Fiordland Snow Tussock, Spiral-leaved Snow Tussock
None (first described in 1963)
Vascular – Native
The National Vegetation Survey (NVS) Databank is a physical archive and electronic databank containing records of over 94,000 vegetation survey plots - including data from over 19,000 permanent plots. NVS maintains a standard set of species code abbreviations that correspond to standard scientific plant names from the Ngä Tipu o Aotearoa - New Zealand Plants database.
2n = 42
Current conservation status
The conservation status of all known New Zealand vascular plant taxa at the rank of species and below were reassessed in 2017 using the New Zealand Threat Classification System (NZTCS). This report includes a statistical summary and brief notes on changes since 2012 and replaces all previous NZTCS lists for vascular plants. Authors: By Peter J. de Lange, Jeremy R. Rolfe, John W. Barkla, Shannel P. Courtney, Paul D. Champion, Leon R. Perrie, Sarah M. Beadel, Kerry A. Ford, Ilse Breitwieser, Ines Schönberger, Rowan Hindmarsh-Walls, Peter B. Heenan and Kate Ladley.
2012 | At Risk – Naturally Uncommon | Qualifiers: PD, RR
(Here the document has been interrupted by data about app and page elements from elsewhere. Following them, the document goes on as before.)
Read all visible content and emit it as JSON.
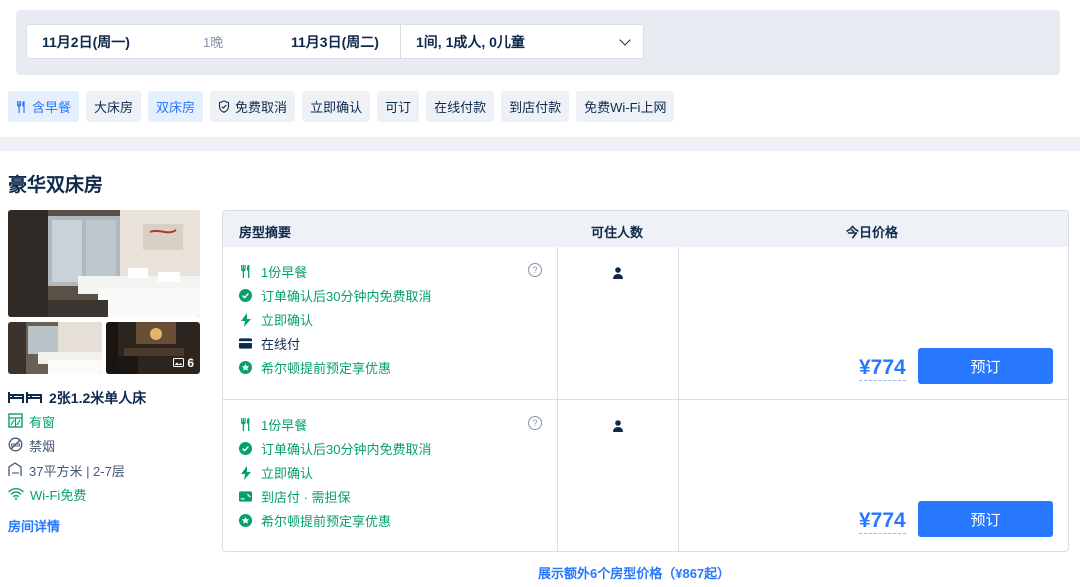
{
  "search": {
    "check_in": "11月2日(周一)",
    "nights": "1晚",
    "check_out": "11月3日(周二)",
    "guests": "1间, 1成人, 0儿童"
  },
  "filters": [
    {
      "label": "含早餐",
      "icon": "cutlery-icon",
      "active": true
    },
    {
      "label": "大床房",
      "active": false
    },
    {
      "label": "双床房",
      "active": true
    },
    {
      "label": "免费取消",
      "icon": "shield-check-icon",
      "active": false
    },
    {
      "label": "立即确认",
      "active": false
    },
    {
      "label": "可订",
      "active": false
    },
    {
      "label": "在线付款",
      "active": false
    },
    {
      "label": "到店付款",
      "active": false
    },
    {
      "label": "免费Wi-Fi上网",
      "active": false
    }
  ],
  "room": {
    "title": "豪华双床房",
    "photo_count": "6",
    "bed": "2张1.2米单人床",
    "window": "有窗",
    "smoking": "禁烟",
    "area": "37平方米 | 2-7层",
    "wifi": "Wi-Fi免费",
    "detail_link": "房间详情"
  },
  "table": {
    "col_summary": "房型摘要",
    "col_occupancy": "可住人数",
    "col_price": "今日价格"
  },
  "offers": [
    {
      "breakfast": "1份早餐",
      "cancel": "订单确认后30分钟内免费取消",
      "confirm": "立即确认",
      "payment": "在线付",
      "promo": "希尔顿提前预定享优惠",
      "price": "¥774",
      "book": "预订"
    },
    {
      "breakfast": "1份早餐",
      "cancel": "订单确认后30分钟内免费取消",
      "confirm": "立即确认",
      "payment": "到店付 · 需担保",
      "promo": "希尔顿提前预定享优惠",
      "price": "¥774",
      "book": "预订"
    }
  ],
  "more_rates": "展示额外6个房型价格（¥867起）",
  "colors": {
    "accent": "#2878ff",
    "green": "#06a06a",
    "text": "#0f294d"
  }
}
Previous conservation statuses
2009 | At Risk – Naturally Uncommon
2004 | Range Restricted
Endemic. New Zealand: South Island (Fiordland (Takahe Valley (Murchison Mountains); Lake Monk (Cameron Mountains); Mt Luxmore (Kepler Mountains).
Upper montane to subalpine. On and around limestone bluffs, talus and associated soils.
Slender tussock with narrow leaves falling and leaving inwardly spiralling sheaths. Sheaths to 200 mm, glabrous, pale, chartaceous, spiralling and breaking into short segments, margin hairy above, apical tuft to 3 mm. Ligule to 1 mm. Lamina to 500 × 1 mm, acicular junceous, veins few, falling with part of sheath, abaxially with occasional long (2 mm) hairs below, adaxially with dense weft of long (3 mm) hairs at base projecting over smooth margin, scattered prickle teeth above. Culm to 650 mm, internodes glabrous. Inflorescence to 120 mm, narrow, glabrous except for occasional long hairs at axils. Spikelets of up to 7 florets. Glumes glabrous, > adjacent lemma lobes, acute or shortly awned; lower to 12 mm, 3-nerved, upper to 13 mm, 3-5-nerved. Lemma to 5 mm; hairs dense on margin fewer aside central nerve, glabrous or sparsely hairy elsewhere, < sinus; lateral lobes up to 4.5 mm, long triangular-acute; central awn up to 13 mm divergent from 2.5 mm flat column. Palea to 6 mm. Callus 0.5 mm, hairs to 3 mm. Rachilla to 0.8 mm. Lodicules to 0.75 mm. Anthers to 4 mm. Ovary to 0.75 mm, stigma-styles to 4.5 mm. Seeds not described.
November - Janaury
January - May
Florets are wind dispersed (Thorsen et al., 2009).
Easily grown from fresh seed and from rooted pieces but very slow to establish. Prefers a damp soil, and is best grown in semi-shaded conditions. In the northern part of its New Zealand this species rarely flowers.
Naturally Uncommon. A narrow range endemic of limestone substrates within Fiordland National Park. Known populations are small and some are being impacted upon by deer. However, there is insufficient evidence to satisfactorily assess this species as being threatened. Further field work and monitoring to resolve this uncertainity is much desired
chionochloa: Snow grass
spiralis: From the Latin spira ‘coil’ or ‘twist’ and -alis ‘resembling’, resembling a twist or corkscrew, spiral-shaped
Where To Buy
Not Commericially Available
Description modified from Edgar and Connor
References and further reading
Edgar, E.; Connor, H.E. 2000: Flora of New Zealand. Vol. V. Grasses. Christchurch, Manaaki Whenua Press. 650 pp.
Thorsen, M. J.; Dickinson, K. J. M.; Seddon, P. J. 2009. Seed dispersal systems in the New Zealand flora. Perspectives in Plant Ecology, Evolution and Systematics 11: 285-309